“I think (Comey) should be investigated by the Senate. He should be investigated by other agencies of the government including the security agencies because if ever there was a matter of security it’s this … I don’t think any of us understood how partisan Comey was,” Reid said over the weekend.
Following are embedded versions of many of the documents mentioned in this post, or documents relevant to it. First, here’s the November edition of Scott Dworkin’s Dworkin Report, which claims to collect all known evidence about Trump’s ties to Russia iover the years.
Also from Dworkin’s organization comes this Google doc, which lists all the Trump related LLCs the Democratic Coalition claims are registered in Russia. He writes:

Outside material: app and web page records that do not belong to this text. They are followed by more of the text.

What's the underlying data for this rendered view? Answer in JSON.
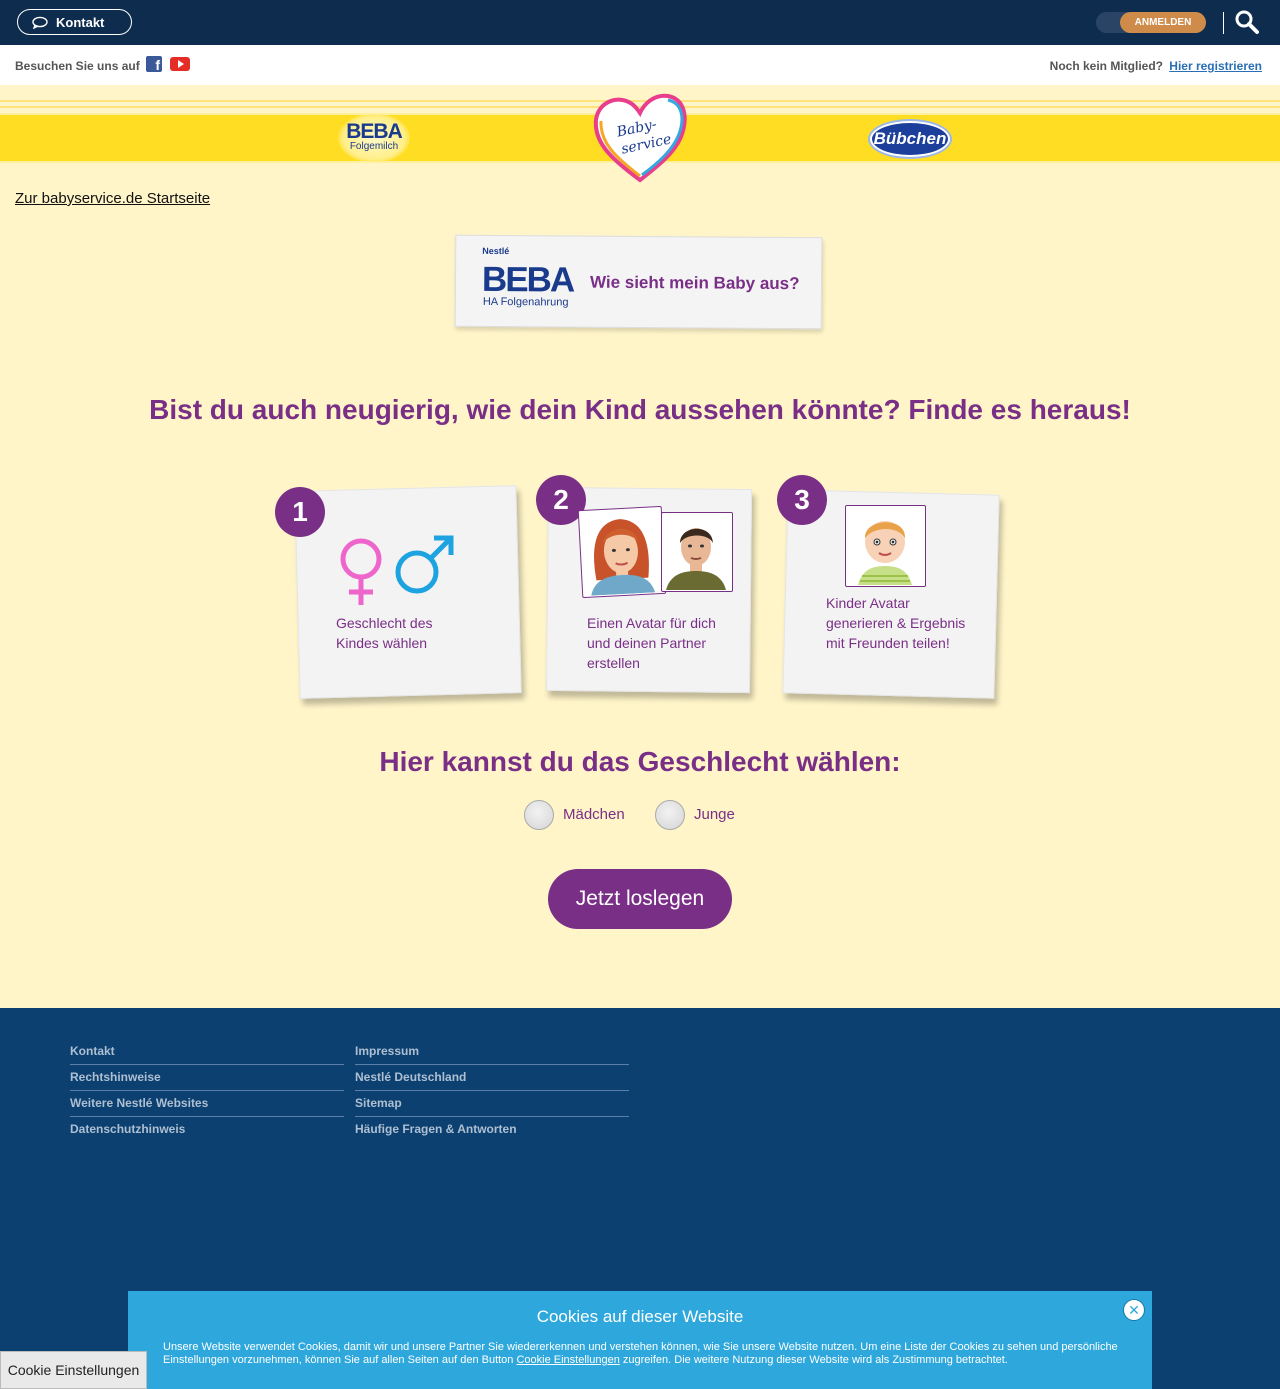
{
  "topbar": {
    "kontakt_label": "Kontakt",
    "login_label": "ANMELDEN"
  },
  "socialbar": {
    "visit_text": "Besuchen Sie uns auf",
    "no_member_text": "Noch kein Mitglied?",
    "register_link": "Hier registrieren"
  },
  "brands": {
    "beba_name": "BEBA",
    "beba_sub": "Folgemilch",
    "babyservice_line1": "Baby-",
    "babyservice_line2": "service",
    "bubchen_name": "Bübchen"
  },
  "home_link": "Zur babyservice.de Startseite",
  "banner": {
    "brand_top": "Nestlé",
    "brand": "BEBA",
    "brand_sub": "HA Folgenahrung",
    "title": "Wie sieht mein Baby aus?"
  },
  "main_heading": "Bist du auch neugierig, wie dein Kind aussehen könnte? Finde es heraus!",
  "steps": [
    {
      "number": "1",
      "text_line1": "Geschlecht des",
      "text_line2": "Kindes wählen",
      "text_line3": ""
    },
    {
      "number": "2",
      "text_line1": "Einen Avatar für dich",
      "text_line2": "und deinen Partner",
      "text_line3": "erstellen"
    },
    {
      "number": "3",
      "text_line1": "Kinder Avatar",
      "text_line2": "generieren & Ergebnis",
      "text_line3": "mit Freunden teilen!"
    }
  ],
  "gender": {
    "heading": "Hier kannst du das Geschlecht wählen:",
    "options": [
      {
        "label": "Mädchen",
        "selected": false
      },
      {
        "label": "Junge",
        "selected": false
      }
    ]
  },
  "start_button": "Jetzt loslegen",
  "footer": {
    "col1": [
      "Kontakt",
      "Rechtshinweise",
      "Weitere Nestlé Websites",
      "Datenschutzhinweis"
    ],
    "col2": [
      "Impressum",
      "Nestlé Deutschland",
      "Sitemap",
      "Häufige Fragen & Antworten"
    ]
  },
  "cookie": {
    "title": "Cookies auf dieser Website",
    "text_before": "Unsere Website verwendet Cookies, damit wir und unsere Partner Sie wiedererkennen und verstehen können, wie Sie unsere Website nutzen. Um eine Liste der Cookies zu sehen und persönliche Einstellungen vorzunehmen, können Sie auf allen Seiten auf den Button ",
    "text_link": "Cookie Einstellungen",
    "text_after": " zugreifen. Die weitere Nutzung dieser Website wird als Zustimmung betrachtet.",
    "settings_button": "Cookie Einstellungen",
    "close_symbol": "✕"
  },
  "colors": {
    "accent_purple": "#7a2f87",
    "navy": "#0e2c4e",
    "footer_blue": "#0c4070",
    "cookie_blue": "#2ea8dc",
    "background": "#fff5c9"
  },
  "icons": [
    "chat-bubble-icon",
    "search-icon",
    "facebook-icon",
    "youtube-icon",
    "female-symbol-icon",
    "male-symbol-icon",
    "close-icon"
  ]
}
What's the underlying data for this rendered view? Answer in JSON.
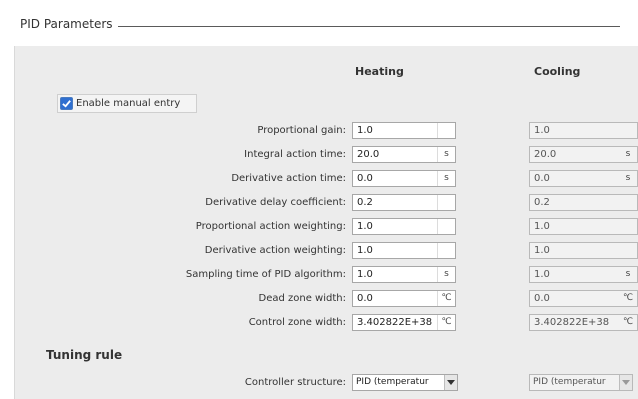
{
  "section": {
    "title": "PID Parameters"
  },
  "columns": {
    "heating": "Heating",
    "cooling": "Cooling"
  },
  "manual_entry": {
    "label": "Enable manual entry",
    "checked": true
  },
  "rows": [
    {
      "label": "Proportional gain:",
      "heat": "1.0",
      "heat_unit": "",
      "cool": "1.0",
      "cool_unit": ""
    },
    {
      "label": "Integral action time:",
      "heat": "20.0",
      "heat_unit": "s",
      "cool": "20.0",
      "cool_unit": "s"
    },
    {
      "label": "Derivative action time:",
      "heat": "0.0",
      "heat_unit": "s",
      "cool": "0.0",
      "cool_unit": "s"
    },
    {
      "label": "Derivative delay coefficient:",
      "heat": "0.2",
      "heat_unit": "",
      "cool": "0.2",
      "cool_unit": ""
    },
    {
      "label": "Proportional action weighting:",
      "heat": "1.0",
      "heat_unit": "",
      "cool": "1.0",
      "cool_unit": ""
    },
    {
      "label": "Derivative action weighting:",
      "heat": "1.0",
      "heat_unit": "",
      "cool": "1.0",
      "cool_unit": ""
    },
    {
      "label": "Sampling time of PID algorithm:",
      "heat": "1.0",
      "heat_unit": "s",
      "cool": "1.0",
      "cool_unit": "s"
    },
    {
      "label": "Dead zone width:",
      "heat": "0.0",
      "heat_unit": "℃",
      "cool": "0.0",
      "cool_unit": "℃"
    },
    {
      "label": "Control zone width:",
      "heat": "3.402822E+38",
      "heat_unit": "℃",
      "cool": "3.402822E+38",
      "cool_unit": "℃"
    }
  ],
  "tuning": {
    "title": "Tuning rule",
    "controller_structure_label": "Controller structure:",
    "heat_value": "PID (temperatur",
    "cool_value": "PID (temperatur"
  },
  "colors": {
    "accent": "#2f6fd0",
    "panel": "#ececec"
  }
}
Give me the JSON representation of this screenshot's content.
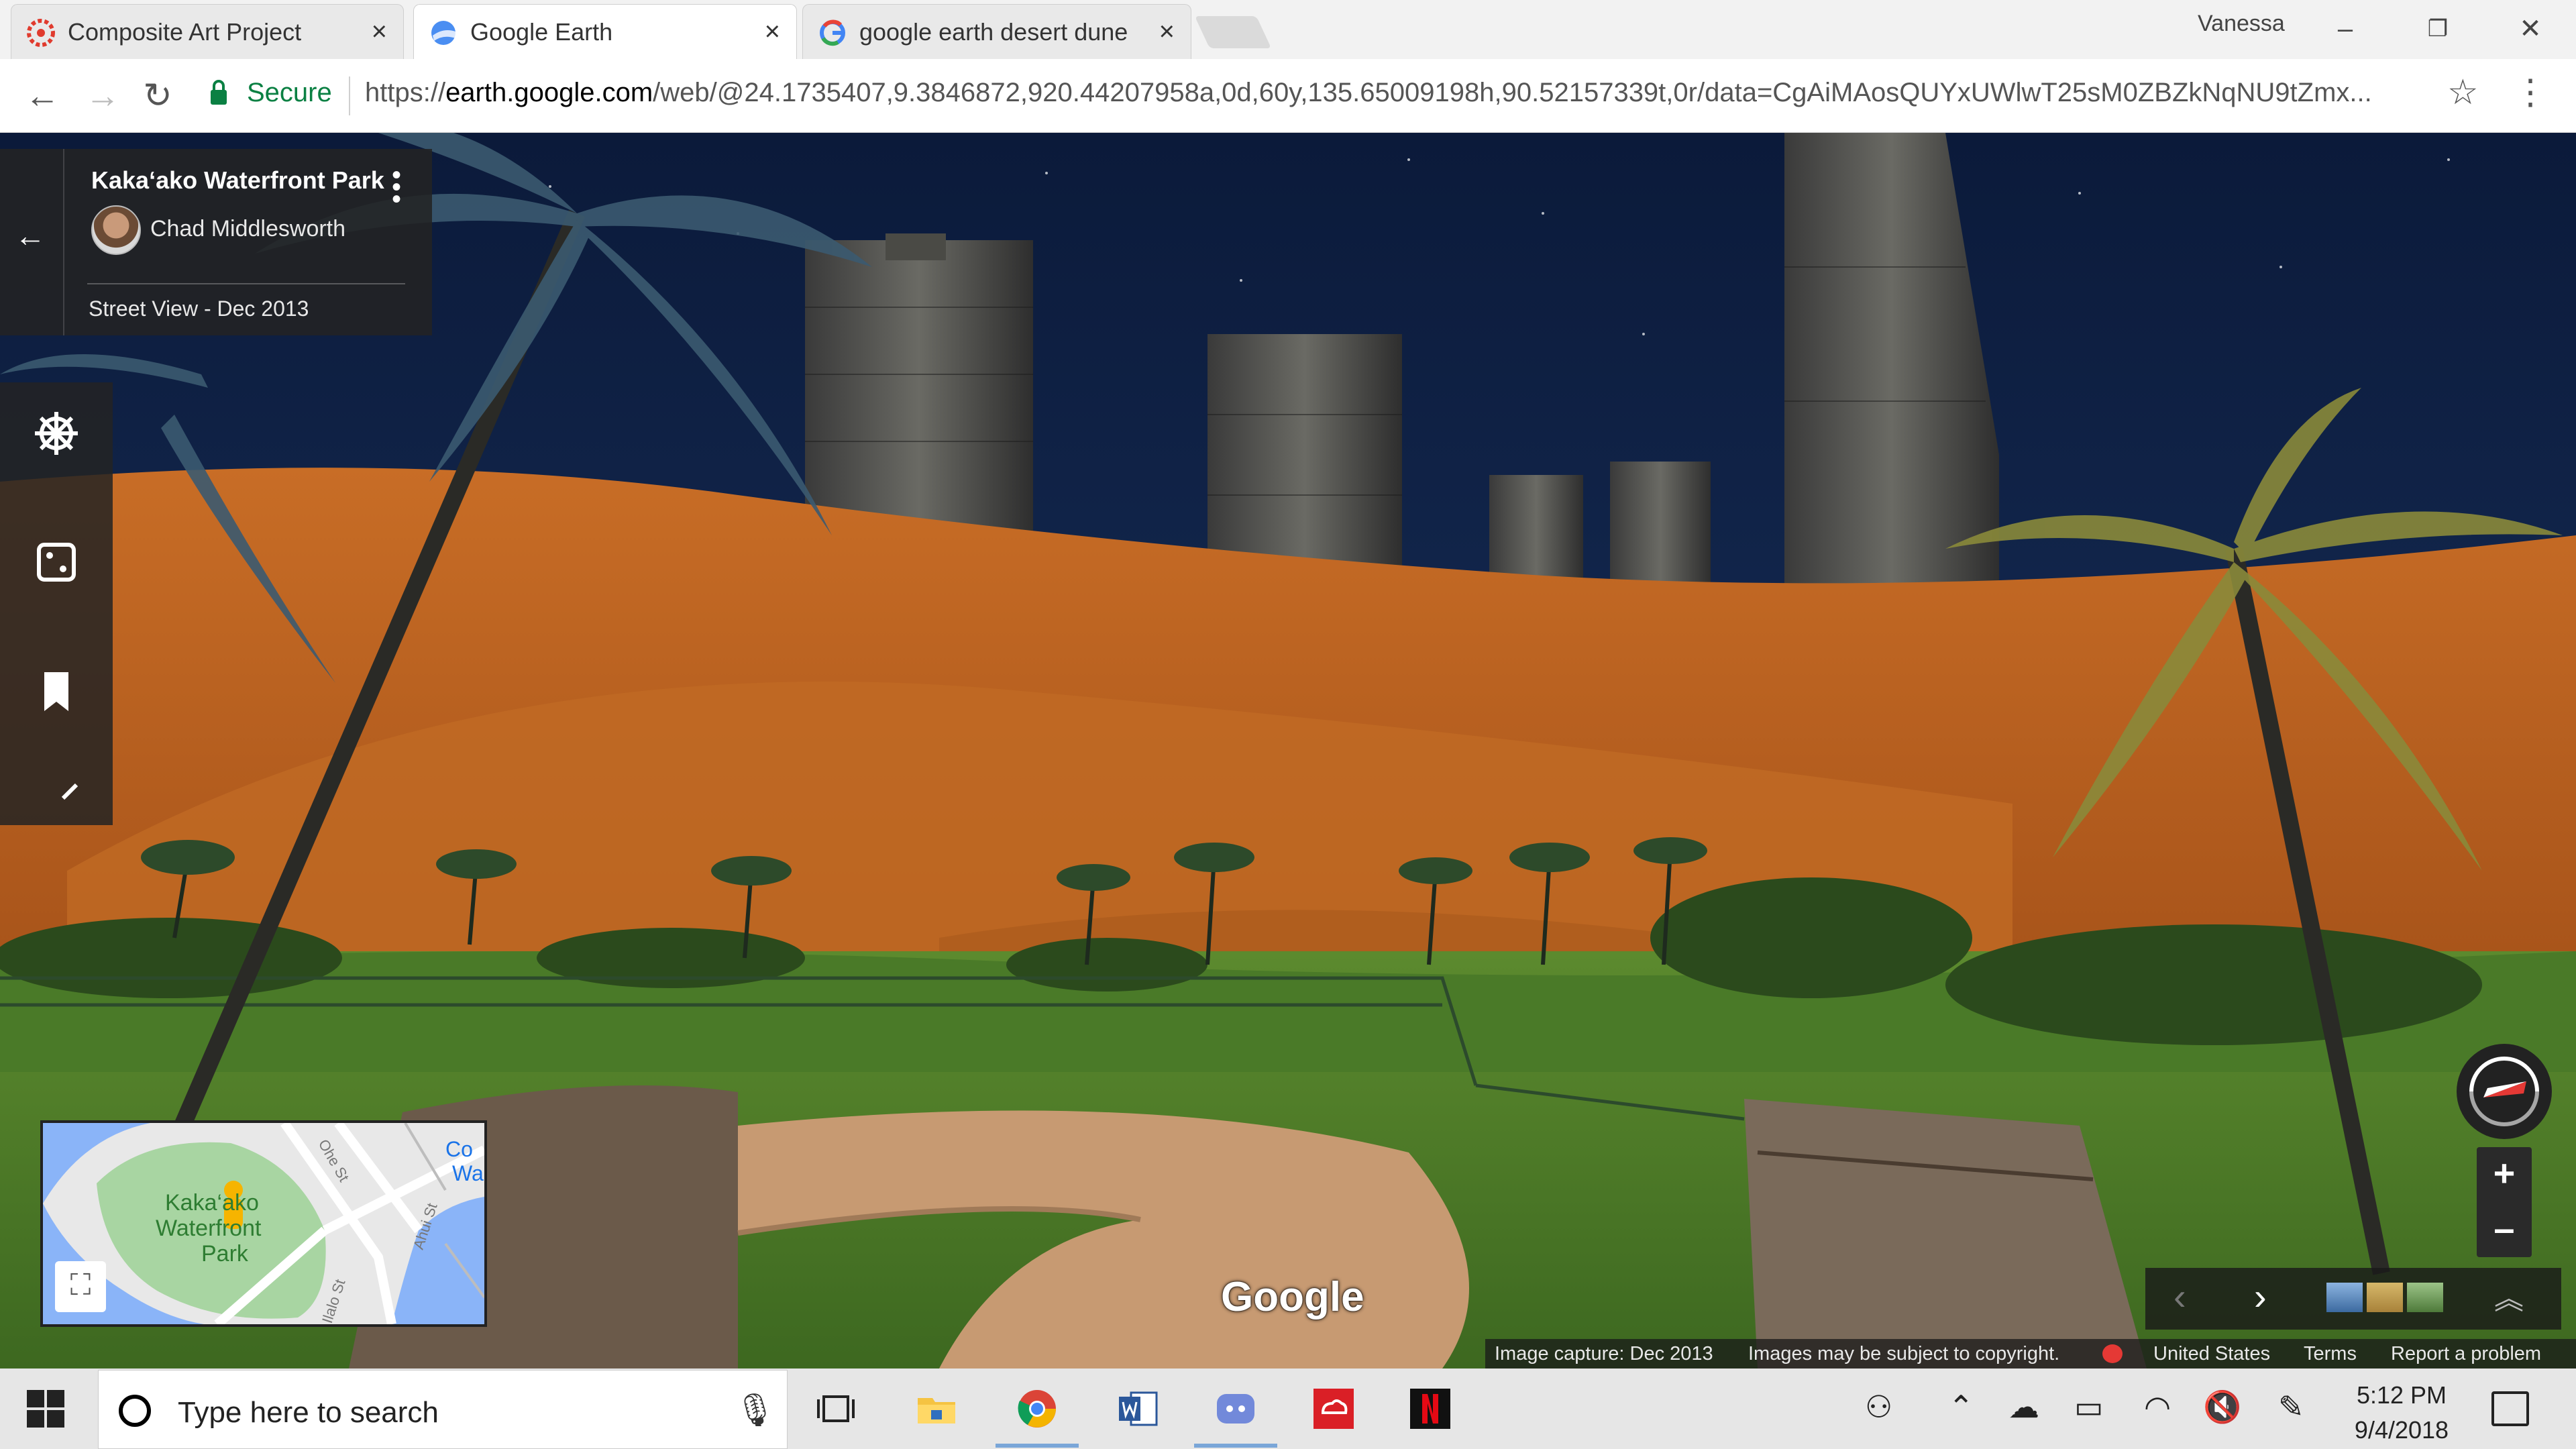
{
  "browser": {
    "tabs": [
      {
        "label": "Composite Art Project",
        "active": false,
        "icon": "canvas-icon"
      },
      {
        "label": "Google Earth",
        "active": true,
        "icon": "google-earth-icon"
      },
      {
        "label": "google earth desert dune",
        "active": false,
        "icon": "google-g-icon"
      }
    ],
    "close_glyph": "×",
    "profile_name": "Vanessa",
    "secure_label": "Secure",
    "url_scheme": "https://",
    "url_domain": "earth.google.com",
    "url_path": "/web/@24.1735407,9.3846872,920.44207958a,0d,60y,135.65009198h,90.52157339t,0r/data=CgAiMAosQUYxUWlwT25sM0ZBZkNqNU9tZmx..."
  },
  "street_view": {
    "place_name": "Kaka‘ako Waterfront Park",
    "author": "Chad Middlesworth",
    "capture": "Street View - Dec 2013"
  },
  "minimap": {
    "labels": [
      "Kaka‘ako",
      "Waterfront",
      "Park"
    ],
    "streets": [
      "Ahui St",
      "Ilalo St",
      "Co",
      "Wa",
      "Ohe St"
    ]
  },
  "watermark": "Google",
  "footer": {
    "capture": "Image capture: Dec 2013",
    "copyright": "Images may be subject to copyright.",
    "region": "United States",
    "terms": "Terms",
    "report": "Report a problem"
  },
  "taskbar": {
    "search_placeholder": "Type here to search",
    "time": "5:12 PM",
    "date": "9/4/2018"
  },
  "colors": {
    "secure_green": "#0b8043",
    "sky_top": "#0b1a3a",
    "sand": "#b8621e"
  }
}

There are 249 LLCs registered in Russia that have “Trump” in the name. This one is called “Trump, LLC” …
The next document I’m embedding is from outgoing Democrat minority leader Harry Reid.
After FBI director James Comey incorrectly implied on Oct. 30, ten days before Election Day, that the FBI might have new evidence of Hillary Clinton’s wrongdoing by using an illegal server, Senate minority leader Harry Reid sent the following blistering letter to Comey. In it, he accused Comey of going out of his way to go after Clinton, while refusing to share information regarding the FBI’s ongoing investigation of Trump campaign figures’ ties to Russia or the agency’s suspicions around Russia’s plan to intervene in the US presidential election.
Reid was the first government official to reveal that the FBI had been investigating Russia-Trump campaign ties, but an unnamed FBI source denied the existence of such an investigation to the New York Times the next day.
Here is a letter from seven US senators to Pres. Barack Obama, sent on Nov. 29, 2016. Short but to the point.
Credits: Cover image of U.S. president-elect Donald Trump in the stands during the Army-Navy football game this weekend n Baltimore, by: Andrew Harnik/Associated Press. All Rights Reserved. Harry Reid photo by: Michael Reynolds/EPA All Rights Reserved. Ryan and McConnell image: via Politico, All Rights Reserved.